Copy, from the entries below, each line in which the string "this" appears.
•••••
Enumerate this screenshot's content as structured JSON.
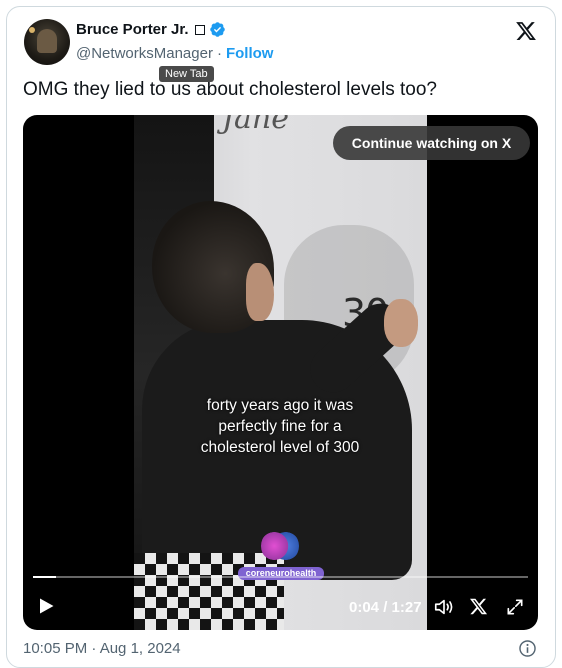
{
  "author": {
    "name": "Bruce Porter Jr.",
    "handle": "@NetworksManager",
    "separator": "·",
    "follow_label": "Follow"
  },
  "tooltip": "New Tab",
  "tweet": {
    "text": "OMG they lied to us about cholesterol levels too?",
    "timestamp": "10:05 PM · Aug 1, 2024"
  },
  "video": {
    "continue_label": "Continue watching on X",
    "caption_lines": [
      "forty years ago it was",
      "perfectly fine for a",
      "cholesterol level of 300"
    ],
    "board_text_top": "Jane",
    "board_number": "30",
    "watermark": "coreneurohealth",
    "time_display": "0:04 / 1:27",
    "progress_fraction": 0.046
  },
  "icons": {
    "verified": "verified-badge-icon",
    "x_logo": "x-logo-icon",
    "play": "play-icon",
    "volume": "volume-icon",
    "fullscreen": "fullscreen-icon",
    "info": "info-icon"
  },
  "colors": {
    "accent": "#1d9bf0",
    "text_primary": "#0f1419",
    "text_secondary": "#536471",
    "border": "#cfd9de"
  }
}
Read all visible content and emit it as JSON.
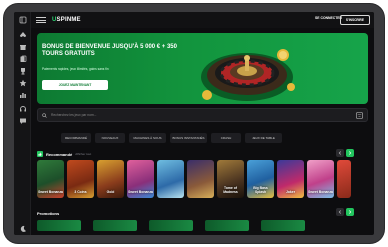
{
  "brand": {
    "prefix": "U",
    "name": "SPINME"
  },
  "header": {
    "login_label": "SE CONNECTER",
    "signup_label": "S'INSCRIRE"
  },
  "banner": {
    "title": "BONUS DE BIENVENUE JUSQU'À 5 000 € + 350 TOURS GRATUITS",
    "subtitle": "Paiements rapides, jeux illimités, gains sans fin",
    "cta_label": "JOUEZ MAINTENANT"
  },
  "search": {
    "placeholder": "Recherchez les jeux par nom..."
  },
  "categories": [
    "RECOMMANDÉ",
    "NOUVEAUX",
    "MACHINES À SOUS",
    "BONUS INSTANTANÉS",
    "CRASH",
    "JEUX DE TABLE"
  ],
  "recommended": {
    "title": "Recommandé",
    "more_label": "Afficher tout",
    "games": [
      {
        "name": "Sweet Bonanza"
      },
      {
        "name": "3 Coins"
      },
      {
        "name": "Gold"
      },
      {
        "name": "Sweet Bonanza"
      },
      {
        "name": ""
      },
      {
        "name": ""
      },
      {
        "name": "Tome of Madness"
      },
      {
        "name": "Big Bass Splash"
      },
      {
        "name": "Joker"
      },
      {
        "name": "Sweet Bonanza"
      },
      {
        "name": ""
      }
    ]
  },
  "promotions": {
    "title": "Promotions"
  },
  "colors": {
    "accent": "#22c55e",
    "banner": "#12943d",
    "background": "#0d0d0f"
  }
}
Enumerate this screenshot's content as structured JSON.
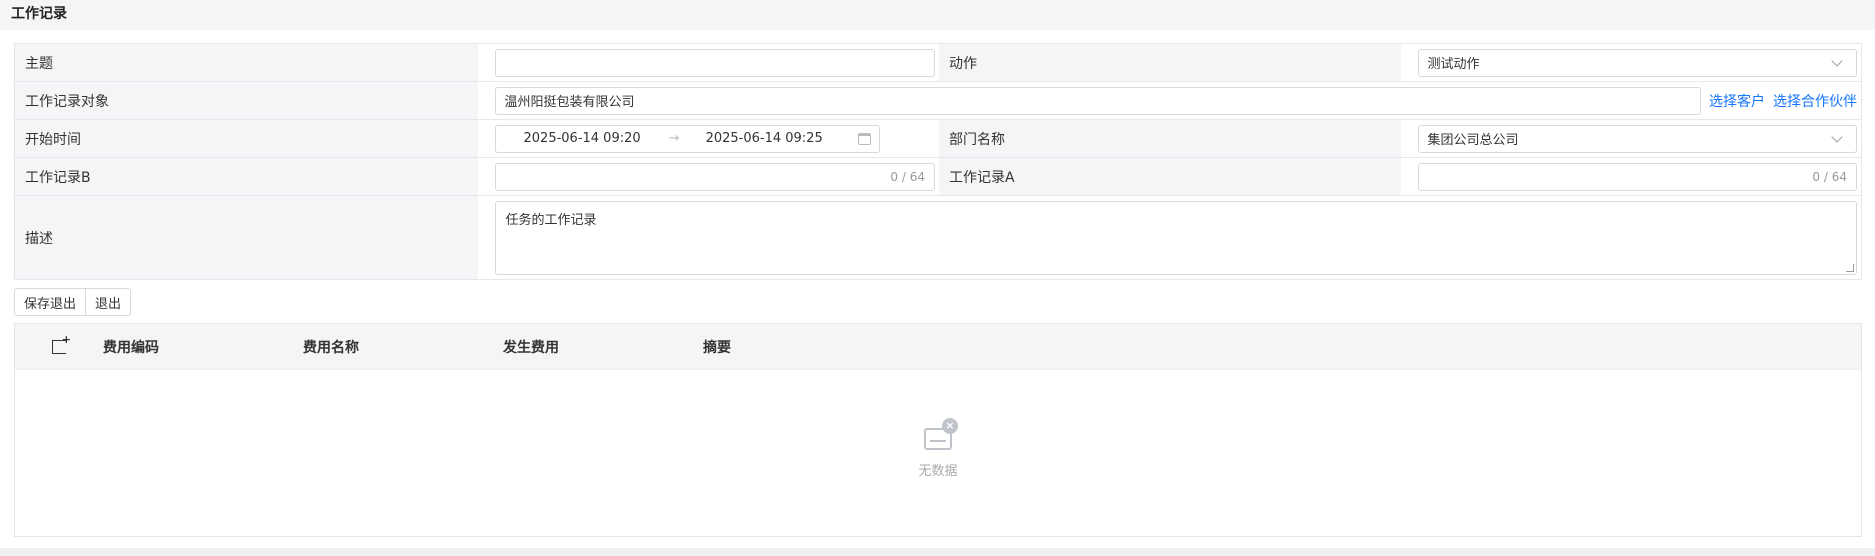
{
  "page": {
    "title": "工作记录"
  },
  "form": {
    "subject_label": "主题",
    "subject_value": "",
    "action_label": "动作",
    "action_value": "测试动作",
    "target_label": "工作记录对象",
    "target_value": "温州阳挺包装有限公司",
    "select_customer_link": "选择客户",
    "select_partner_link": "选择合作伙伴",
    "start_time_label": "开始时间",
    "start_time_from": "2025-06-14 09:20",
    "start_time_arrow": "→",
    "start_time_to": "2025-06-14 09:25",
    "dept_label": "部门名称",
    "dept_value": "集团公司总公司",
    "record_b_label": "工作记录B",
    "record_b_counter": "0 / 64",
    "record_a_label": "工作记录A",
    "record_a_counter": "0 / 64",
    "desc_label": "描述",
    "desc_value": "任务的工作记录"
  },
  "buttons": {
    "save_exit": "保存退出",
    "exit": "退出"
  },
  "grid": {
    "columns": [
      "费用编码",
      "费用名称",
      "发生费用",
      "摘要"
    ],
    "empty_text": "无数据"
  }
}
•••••
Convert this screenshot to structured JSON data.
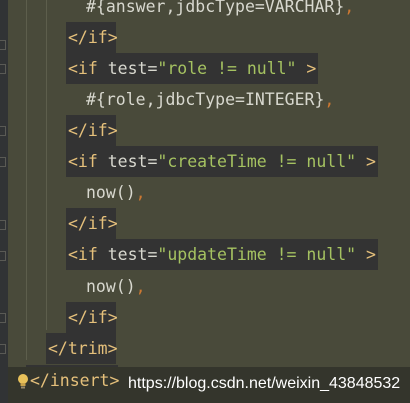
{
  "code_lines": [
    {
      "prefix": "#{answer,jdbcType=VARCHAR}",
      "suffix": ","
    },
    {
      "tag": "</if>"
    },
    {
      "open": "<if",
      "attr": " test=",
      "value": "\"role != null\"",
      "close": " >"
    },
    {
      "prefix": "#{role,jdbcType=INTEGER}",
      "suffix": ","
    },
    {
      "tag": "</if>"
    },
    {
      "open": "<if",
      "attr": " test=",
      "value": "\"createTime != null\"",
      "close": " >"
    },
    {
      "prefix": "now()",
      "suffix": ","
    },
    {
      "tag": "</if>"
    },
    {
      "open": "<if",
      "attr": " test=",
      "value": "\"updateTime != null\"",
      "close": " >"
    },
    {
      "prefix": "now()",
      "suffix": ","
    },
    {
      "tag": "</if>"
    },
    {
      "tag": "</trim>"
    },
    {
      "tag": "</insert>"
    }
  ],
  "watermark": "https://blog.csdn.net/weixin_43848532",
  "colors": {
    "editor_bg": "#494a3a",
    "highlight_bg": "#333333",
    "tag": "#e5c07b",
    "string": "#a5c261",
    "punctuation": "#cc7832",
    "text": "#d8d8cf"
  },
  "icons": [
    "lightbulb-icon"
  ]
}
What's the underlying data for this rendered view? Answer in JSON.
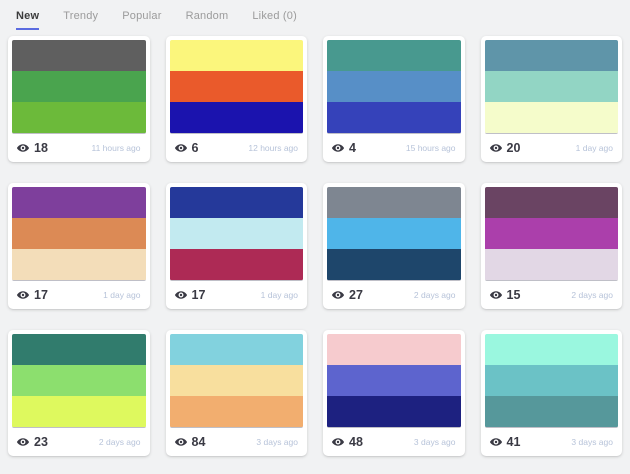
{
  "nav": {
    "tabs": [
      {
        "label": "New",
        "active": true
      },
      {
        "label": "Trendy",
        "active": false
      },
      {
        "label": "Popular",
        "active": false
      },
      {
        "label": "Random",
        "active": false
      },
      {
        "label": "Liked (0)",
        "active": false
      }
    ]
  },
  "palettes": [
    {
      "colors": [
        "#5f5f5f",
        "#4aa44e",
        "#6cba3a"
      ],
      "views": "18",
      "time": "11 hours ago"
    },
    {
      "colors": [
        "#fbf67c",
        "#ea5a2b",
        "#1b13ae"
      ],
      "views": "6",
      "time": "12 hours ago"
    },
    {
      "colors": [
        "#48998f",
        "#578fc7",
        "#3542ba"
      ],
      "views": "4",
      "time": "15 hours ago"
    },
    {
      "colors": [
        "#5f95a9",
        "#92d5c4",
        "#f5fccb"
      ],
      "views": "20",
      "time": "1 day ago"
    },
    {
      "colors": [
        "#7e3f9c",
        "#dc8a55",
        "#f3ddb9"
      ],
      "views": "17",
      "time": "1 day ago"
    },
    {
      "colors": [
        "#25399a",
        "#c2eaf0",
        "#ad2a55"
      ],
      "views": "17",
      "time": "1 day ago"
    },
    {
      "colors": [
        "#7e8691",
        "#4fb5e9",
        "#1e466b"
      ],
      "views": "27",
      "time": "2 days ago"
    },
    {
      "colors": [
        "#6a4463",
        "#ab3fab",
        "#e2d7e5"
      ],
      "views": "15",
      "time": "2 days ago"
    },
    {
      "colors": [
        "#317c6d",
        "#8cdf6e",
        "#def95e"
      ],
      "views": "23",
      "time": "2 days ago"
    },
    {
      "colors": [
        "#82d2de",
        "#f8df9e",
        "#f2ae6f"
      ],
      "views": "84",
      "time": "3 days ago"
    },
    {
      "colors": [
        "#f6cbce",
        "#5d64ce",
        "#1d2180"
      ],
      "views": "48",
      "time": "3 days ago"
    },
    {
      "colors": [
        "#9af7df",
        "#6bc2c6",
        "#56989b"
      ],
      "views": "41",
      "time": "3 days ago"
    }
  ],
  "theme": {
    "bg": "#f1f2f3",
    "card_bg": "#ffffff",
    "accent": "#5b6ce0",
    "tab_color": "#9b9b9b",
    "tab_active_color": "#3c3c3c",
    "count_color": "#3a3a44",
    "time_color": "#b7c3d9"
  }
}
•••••
**TASK RESULT**.
Enumerate this screenshot's content as structured JSON.
Enumerate this screenshot's content as structured JSON.
Convert this screenshot to structured JSON data.
What's the underlying data for this rendered view? Answer in JSON.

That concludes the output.